Actually I did start to write Staying Fat for Sarah Byrnes in Sarah’s voice, but I decided I couldn’t pull it off—even though she was the mover behind that novel. But I realized, when I started Losers Bracket, that I really wanted to use a female narrator, and I somehow knew that I’d have no trouble with Annie. I knew she had to be a tough kid, and I’ve seen that same toughness working with girls who, like my character, have deep scars inside. So I decided to give it a shot.

Would Losers Bracket have been a different novel if you wrote it from a male perspective?

Yes—I think it would have, partly because there really is a difference in gender. One thing that has become clearer and clearer to me is that feminine existence involves a combination of emotional intelligence and frontal lobe, or rational, intelligence. Men are fine with the rational but are not big on the emotional. The balance of the two is what creates genius and insight, and in my mind Annie has both. You’d have to be very careful if you wanted her to be your girlfriend, because you’d certainly live in danger!
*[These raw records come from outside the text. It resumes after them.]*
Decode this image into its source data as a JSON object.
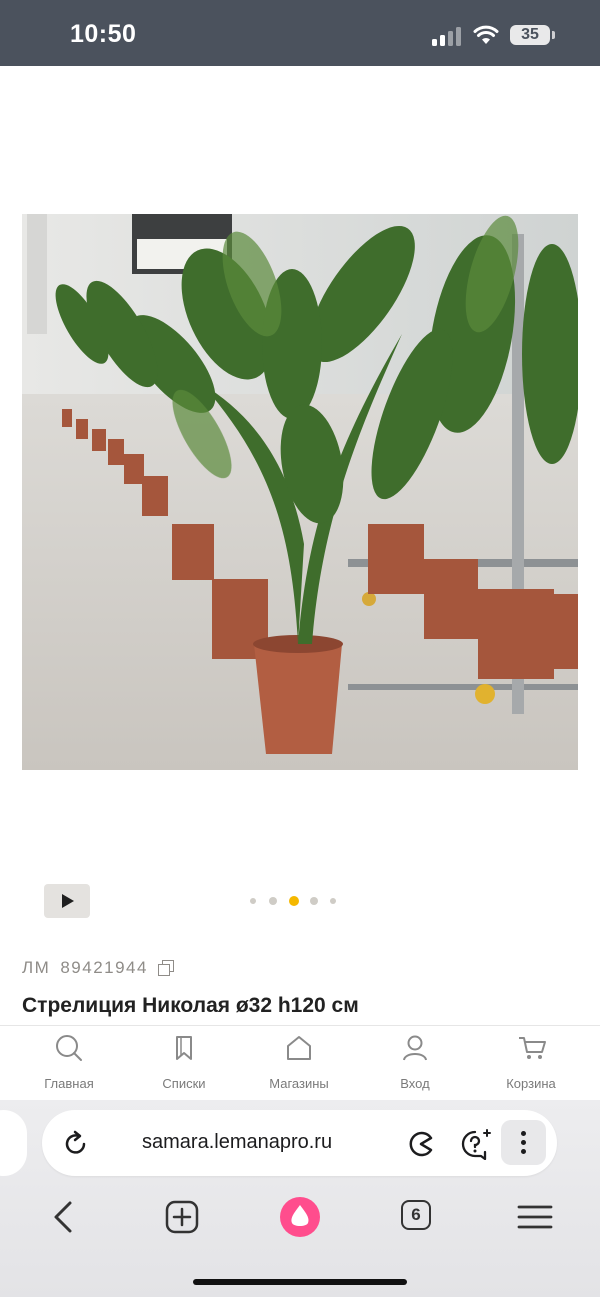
{
  "status_bar": {
    "time": "10:50",
    "battery": "35",
    "icons": [
      "signal-icon",
      "wifi-icon",
      "battery-icon"
    ]
  },
  "product": {
    "image_alt": "Стрелиция Николая",
    "gallery": {
      "count": 5,
      "active_index": 2
    },
    "sku_label": "ЛМ",
    "sku_number": "89421944",
    "title": "Стрелиция Николая ø32 h120 см"
  },
  "site_nav": {
    "items": [
      {
        "label": "Главная",
        "icon": "search-icon"
      },
      {
        "label": "Списки",
        "icon": "bookmark-icon"
      },
      {
        "label": "Магазины",
        "icon": "house-icon"
      },
      {
        "label": "Вход",
        "icon": "user-icon"
      },
      {
        "label": "Корзина",
        "icon": "cart-icon"
      }
    ]
  },
  "browser": {
    "url": "samara.lemanapro.ru",
    "tabs_count": "6"
  },
  "colors": {
    "status_bar": "#4b525d",
    "accent_dot": "#f5b800",
    "alice": "#ff4d8d"
  }
}
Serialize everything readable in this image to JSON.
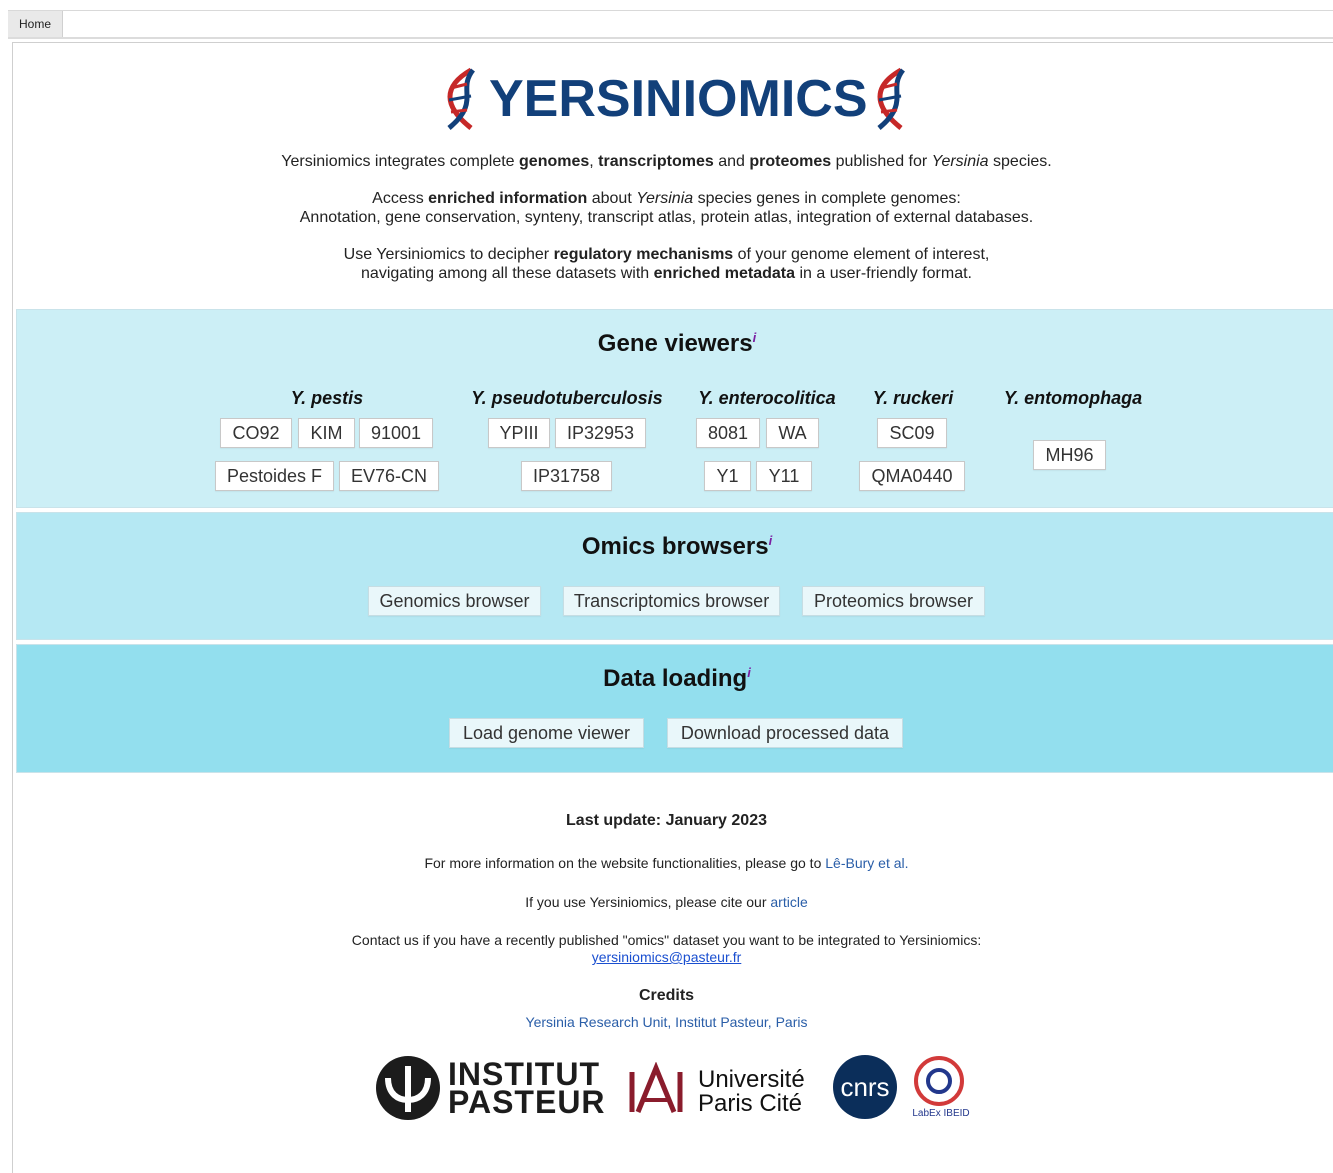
{
  "tabs": {
    "home": "Home"
  },
  "logo": {
    "text": "YERSINIOMICS"
  },
  "intro": {
    "l1": [
      "Yersiniomics integrates complete ",
      "genomes",
      ", ",
      "transcriptomes",
      " and ",
      "proteomes",
      " published for ",
      "Yersinia",
      " species."
    ],
    "l2": [
      "Access ",
      "enriched information",
      " about ",
      "Yersinia",
      " species genes in complete genomes:"
    ],
    "l3": "Annotation, gene conservation, synteny, transcript atlas, protein atlas, integration of external databases.",
    "l4": [
      "Use Yersiniomics to decipher ",
      "regulatory mechanisms",
      " of your genome element of interest,"
    ],
    "l5": [
      "navigating among all these datasets with ",
      "enriched metadata",
      " in a user-friendly format."
    ]
  },
  "gene_viewers": {
    "title": "Gene viewers",
    "info": "i",
    "species": [
      {
        "name": "Y. pestis",
        "strains": [
          "CO92",
          "KIM",
          "91001",
          "Pestoides F",
          "EV76-CN"
        ]
      },
      {
        "name": "Y. pseudotuberculosis",
        "strains": [
          "YPIII",
          "IP32953",
          "IP31758"
        ]
      },
      {
        "name": "Y. enterocolitica",
        "strains": [
          "8081",
          "WA",
          "Y1",
          "Y11"
        ]
      },
      {
        "name": "Y. ruckeri",
        "strains": [
          "SC09",
          "QMA0440"
        ]
      },
      {
        "name": "Y. entomophaga",
        "strains": [
          "MH96"
        ]
      }
    ]
  },
  "omics_browsers": {
    "title": "Omics browsers",
    "info": "i",
    "buttons": [
      "Genomics browser",
      "Transcriptomics browser",
      "Proteomics browser"
    ]
  },
  "data_loading": {
    "title": "Data loading",
    "info": "i",
    "buttons": [
      "Load genome viewer",
      "Download processed data"
    ]
  },
  "footer": {
    "last_update": "Last update: January 2023",
    "more_info_prefix": "For more information on the website functionalities, please go to ",
    "more_info_link": "Lê-Bury et al.",
    "cite_prefix": "If you use Yersiniomics, please cite our ",
    "cite_link": "article",
    "contact": "Contact us if you have a recently published \"omics\" dataset you want to be integrated to Yersiniomics:",
    "email": "yersiniomics@pasteur.fr",
    "credits_title": "Credits",
    "credits_link": "Yersinia Research Unit, Institut Pasteur, Paris"
  },
  "logos": {
    "pasteur_l1": "INSTITUT",
    "pasteur_l2": "PASTEUR",
    "upc_l1": "Université",
    "upc_l2": "Paris Cité",
    "cnrs": "cnrs",
    "labex": "LabEx IBEID"
  },
  "colors": {
    "navy": "#12407a",
    "dna_red": "#c62828",
    "band1": "#cceff6",
    "band2": "#b5e8f3",
    "band3": "#93dfee"
  }
}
But once you understand her, your own emotional intelligence will increase. Otherwise, you shouldn’t be around Annie—she’s an emotional minefield.

Have you moved on to another book project since wrapping up Losers Bracket?

I’m working on a nonfiction book for now I’m calling a YA Profiles in Courage, a collection of essays about real people who have taken stands under pressure, and have changed my idea of what a hero is. I used to think Superman was a hero, but he can’t be a hero if he’s bulletproof—and can only be defeated with Kryptonite.

I am also working on a re-edit of a novel I wrote quite a while ago—about the aftermath, years later, of a shooting that took place in a mall where kindergartners were visiting Santa. I am editing it based on what I’ve seen in the aftermath of the school shooting in Parkland, Florida. I am 71 years old, and those students who have stood up and spoken out have rejuvenated my writing career. These are the kids I write about, and then am criticized for creating a character who is too smart to be a teen. I haven’t yet created a character who is nearly as smart as David Hogg and the other Parkland students.

So you are inspired by the words and actions of teenagers who are taking a stand against gun violence?

I have been very aware, since Trump’s election, that there’s toxicity in the air, and I can feel an emotional illness if I hear or read too much of what he is saying. If he weren’t so rich he could be someone I’ve met in my therapy work. His narcissism is so profound—in almost all cases it wouldn’t be treatable—and it has bled out into the culture. The current administration has taken us to a scary place, and I don’t know how we’ll get out. But during the March 24 marches throughout the country, teens gave me hope and reinvigorated me with their statistics about all the new young voters we’ll have registering in the next few years. Watch out, Mr. Santorum and Paul Ryan. If you don’t see the train coming, you are going to get run over.

Losers Bracket by Chris Crutcher. Greenwillow, $17.99 Apr. ISBN 978-0-06-222006-6